## Instructions to follow
Each line of the data below that carries the word "enables" needs to be copied.

- - - -

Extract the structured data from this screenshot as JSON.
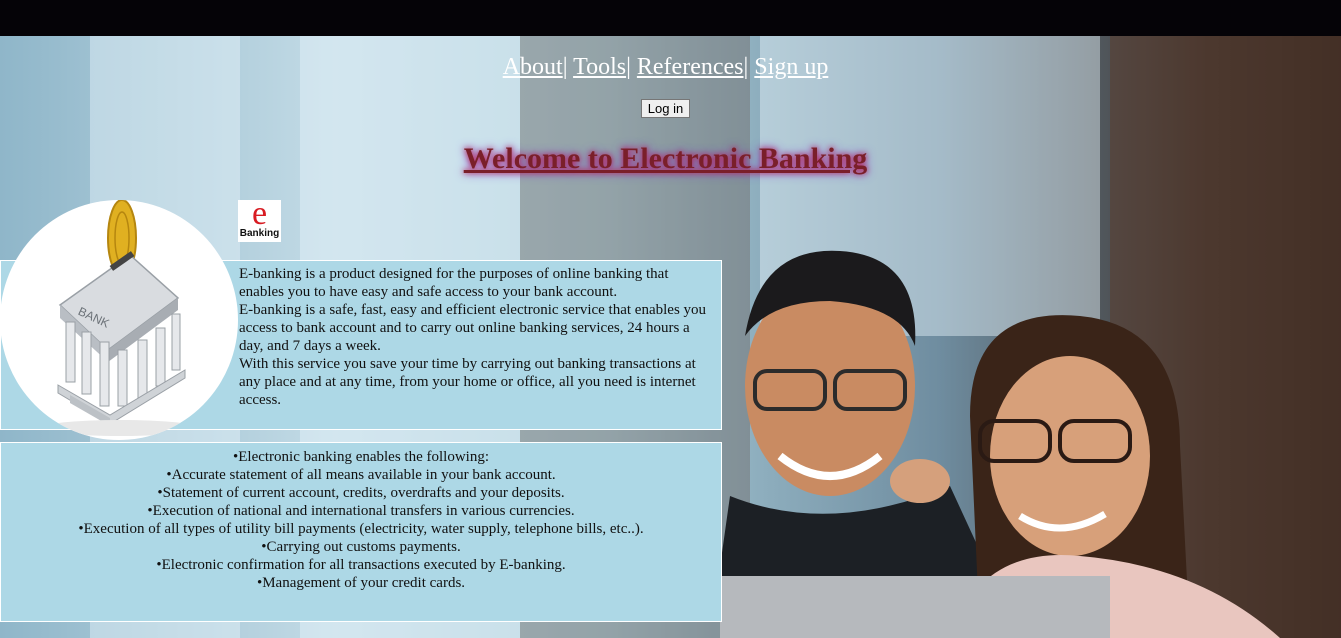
{
  "nav": {
    "links": [
      "About",
      "Tools",
      "References",
      "Sign up"
    ],
    "separator": "|"
  },
  "login_label": "Log in",
  "welcome_title": "Welcome to Electronic Banking",
  "logo": {
    "letter": "e",
    "label": "Banking"
  },
  "bank_image": {
    "icon": "piggy-bank-building-icon",
    "sign": "BANK"
  },
  "intro": {
    "p1": "E-banking is a product designed for the purposes of online banking that enables you to have easy and safe access to your bank account.",
    "p2": "E-banking is a safe, fast, easy and efficient electronic service that enables you access to bank account and to carry out online banking services, 24 hours a day, and 7 days a week.",
    "p3": "With this service you save your time by carrying out banking transactions at any place and at any time, from your home or office, all you need is internet access."
  },
  "features": [
    "•Electronic banking enables the following:",
    "•Accurate statement of all means available in your bank account.",
    "•Statement of current account, credits, overdrafts and your deposits.",
    "•Execution of national and international transfers in various currencies.",
    "•Execution of all types of utility bill payments (electricity, water supply, telephone bills, etc..).",
    "•Carrying out customs payments.",
    "•Electronic confirmation for all transactions executed by E-banking.",
    "•Management of your credit cards."
  ],
  "colors": {
    "panel": "#add8e6",
    "title": "#7a1f2a",
    "title_glow": "#c22246",
    "logo_red": "#d81b22",
    "topbar": "#050307"
  }
}
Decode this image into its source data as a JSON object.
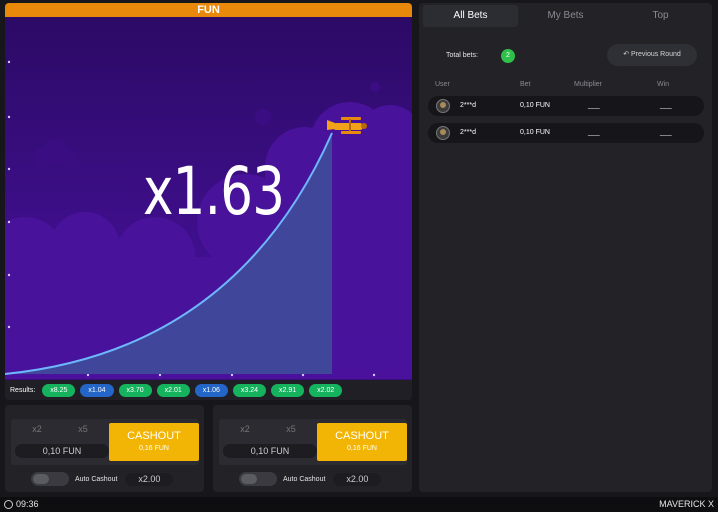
{
  "game": {
    "mode_label": "FUN",
    "multiplier": "x1.63",
    "results_label": "Results:",
    "results": [
      {
        "value": "x8.25",
        "color": "#16b35e"
      },
      {
        "value": "x1.04",
        "color": "#2366c7"
      },
      {
        "value": "x3.70",
        "color": "#16b35e"
      },
      {
        "value": "x2.01",
        "color": "#16b35e"
      },
      {
        "value": "x1.06",
        "color": "#2366c7"
      },
      {
        "value": "x3.24",
        "color": "#16b35e"
      },
      {
        "value": "x2.91",
        "color": "#16b35e"
      },
      {
        "value": "x2.02",
        "color": "#16b35e"
      }
    ]
  },
  "bet_panels": [
    {
      "x2_label": "x2",
      "x5_label": "x5",
      "amount": "0,10 FUN",
      "cashout_label": "CASHOUT",
      "cashout_amount": "0,16 FUN",
      "auto_label": "Auto Cashout",
      "auto_value": "x2.00"
    },
    {
      "x2_label": "x2",
      "x5_label": "x5",
      "amount": "0,10 FUN",
      "cashout_label": "CASHOUT",
      "cashout_amount": "0,16 FUN",
      "auto_label": "Auto Cashout",
      "auto_value": "x2.00"
    }
  ],
  "sidebar": {
    "tabs": [
      "All Bets",
      "My Bets",
      "Top"
    ],
    "active_tab": "All Bets",
    "total_label": "Total bets:",
    "total_count": "2",
    "prev_round_label": "Previous Round",
    "columns": [
      "User",
      "Bet",
      "Multiplier",
      "Win"
    ],
    "rows": [
      {
        "user": "2***d",
        "bet": "0,10 FUN",
        "multiplier": "___",
        "win": "___"
      },
      {
        "user": "2***d",
        "bet": "0,10 FUN",
        "multiplier": "___",
        "win": "___"
      }
    ]
  },
  "footer": {
    "time": "09:36",
    "brand": "MAVERICK X"
  },
  "colors": {
    "accent_orange": "#e8890b",
    "cashout_yellow": "#f2b505",
    "win_green": "#16b35e",
    "low_blue": "#2366c7",
    "sky_purple": "#3a0e7a"
  }
}
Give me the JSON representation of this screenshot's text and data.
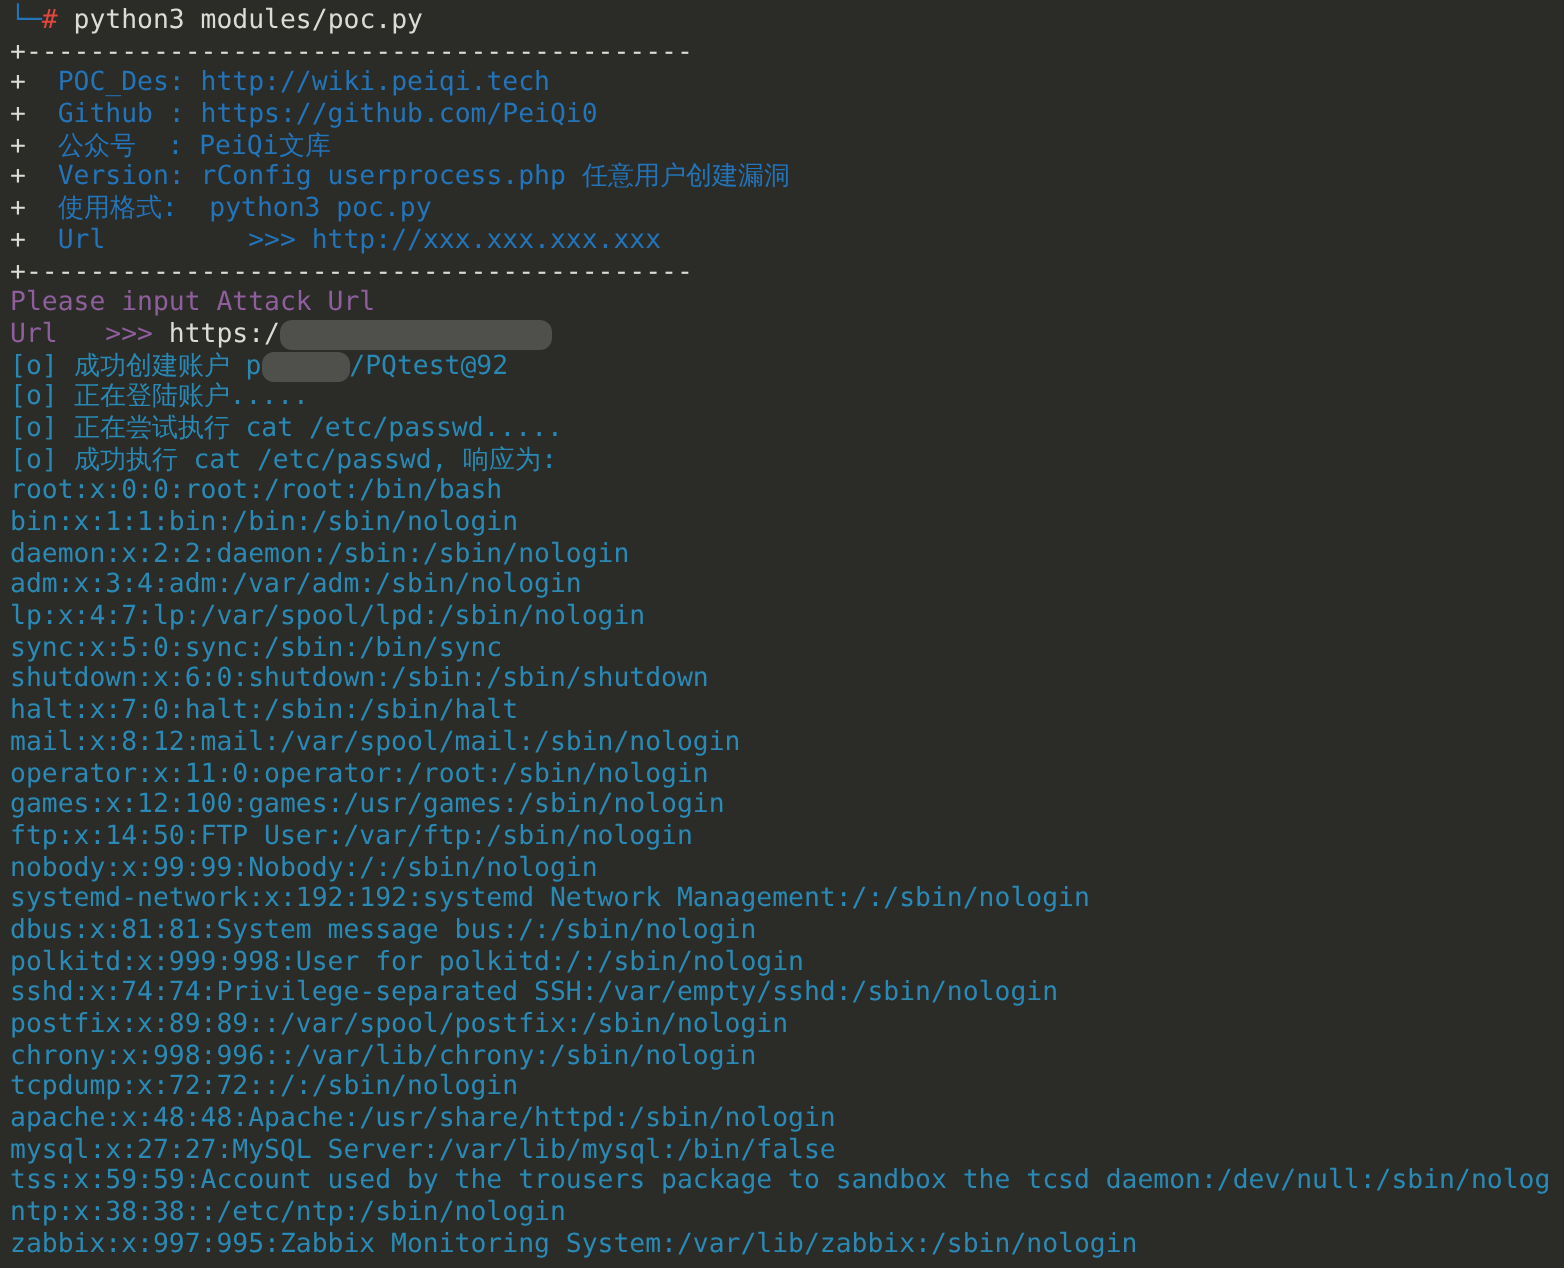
{
  "terminal": {
    "lines": [
      {
        "kind": "prompt",
        "branch": "└─",
        "symbol": "#",
        "command": " python3 modules/poc.py"
      },
      {
        "kind": "border",
        "text": "+------------------------------------------"
      },
      {
        "kind": "banner",
        "mark": "+",
        "text": "  POC_Des: http://wiki.peiqi.tech"
      },
      {
        "kind": "banner",
        "mark": "+",
        "text": "  Github : https://github.com/PeiQi0"
      },
      {
        "kind": "banner",
        "mark": "+",
        "text": "  公众号  : PeiQi文库"
      },
      {
        "kind": "banner",
        "mark": "+",
        "text": "  Version: rConfig userprocess.php 任意用户创建漏洞"
      },
      {
        "kind": "banner",
        "mark": "+",
        "text": "  使用格式:  python3 poc.py"
      },
      {
        "kind": "banner",
        "mark": "+",
        "text": "  Url         >>> http://xxx.xxx.xxx.xxx"
      },
      {
        "kind": "border",
        "text": "+------------------------------------------"
      },
      {
        "kind": "ask",
        "text": "Please input Attack Url"
      },
      {
        "kind": "input",
        "label": "Url   >>> ",
        "value": "https:/",
        "redacted": true
      },
      {
        "kind": "info",
        "text": "[o] 成功创建账户 p",
        "after": "/PQtest@92",
        "redacted": true
      },
      {
        "kind": "info",
        "text": "[o] 正在登陆账户....."
      },
      {
        "kind": "info",
        "text": "[o] 正在尝试执行 cat /etc/passwd....."
      },
      {
        "kind": "info",
        "text": "[o] 成功执行 cat /etc/passwd, 响应为:"
      },
      {
        "kind": "output",
        "text": "root:x:0:0:root:/root:/bin/bash"
      },
      {
        "kind": "output",
        "text": "bin:x:1:1:bin:/bin:/sbin/nologin"
      },
      {
        "kind": "output",
        "text": "daemon:x:2:2:daemon:/sbin:/sbin/nologin"
      },
      {
        "kind": "output",
        "text": "adm:x:3:4:adm:/var/adm:/sbin/nologin"
      },
      {
        "kind": "output",
        "text": "lp:x:4:7:lp:/var/spool/lpd:/sbin/nologin"
      },
      {
        "kind": "output",
        "text": "sync:x:5:0:sync:/sbin:/bin/sync"
      },
      {
        "kind": "output",
        "text": "shutdown:x:6:0:shutdown:/sbin:/sbin/shutdown"
      },
      {
        "kind": "output",
        "text": "halt:x:7:0:halt:/sbin:/sbin/halt"
      },
      {
        "kind": "output",
        "text": "mail:x:8:12:mail:/var/spool/mail:/sbin/nologin"
      },
      {
        "kind": "output",
        "text": "operator:x:11:0:operator:/root:/sbin/nologin"
      },
      {
        "kind": "output",
        "text": "games:x:12:100:games:/usr/games:/sbin/nologin"
      },
      {
        "kind": "output",
        "text": "ftp:x:14:50:FTP User:/var/ftp:/sbin/nologin"
      },
      {
        "kind": "output",
        "text": "nobody:x:99:99:Nobody:/:/sbin/nologin"
      },
      {
        "kind": "output",
        "text": "systemd-network:x:192:192:systemd Network Management:/:/sbin/nologin"
      },
      {
        "kind": "output",
        "text": "dbus:x:81:81:System message bus:/:/sbin/nologin"
      },
      {
        "kind": "output",
        "text": "polkitd:x:999:998:User for polkitd:/:/sbin/nologin"
      },
      {
        "kind": "output",
        "text": "sshd:x:74:74:Privilege-separated SSH:/var/empty/sshd:/sbin/nologin"
      },
      {
        "kind": "output",
        "text": "postfix:x:89:89::/var/spool/postfix:/sbin/nologin"
      },
      {
        "kind": "output",
        "text": "chrony:x:998:996::/var/lib/chrony:/sbin/nologin"
      },
      {
        "kind": "output",
        "text": "tcpdump:x:72:72::/:/sbin/nologin"
      },
      {
        "kind": "output",
        "text": "apache:x:48:48:Apache:/usr/share/httpd:/sbin/nologin"
      },
      {
        "kind": "output",
        "text": "mysql:x:27:27:MySQL Server:/var/lib/mysql:/bin/false"
      },
      {
        "kind": "output",
        "text": "tss:x:59:59:Account used by the trousers package to sandbox the tcsd daemon:/dev/null:/sbin/nolog"
      },
      {
        "kind": "output",
        "text": "ntp:x:38:38::/etc/ntp:/sbin/nologin"
      },
      {
        "kind": "output",
        "text": "zabbix:x:997:995:Zabbix Monitoring System:/var/lib/zabbix:/sbin/nologin"
      }
    ]
  }
}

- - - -

## Written response
    "p1": "E-banking is a product designed for the purposes of online banking that enables you to have easy and safe access to your bank account.",
    "p2": "E-banking is a safe, fast, easy and efficient electronic service that enables you access to bank account and to carry out online banking services, 24 hours a day, and 7 days a week.",
    "•Electronic banking enables the following:",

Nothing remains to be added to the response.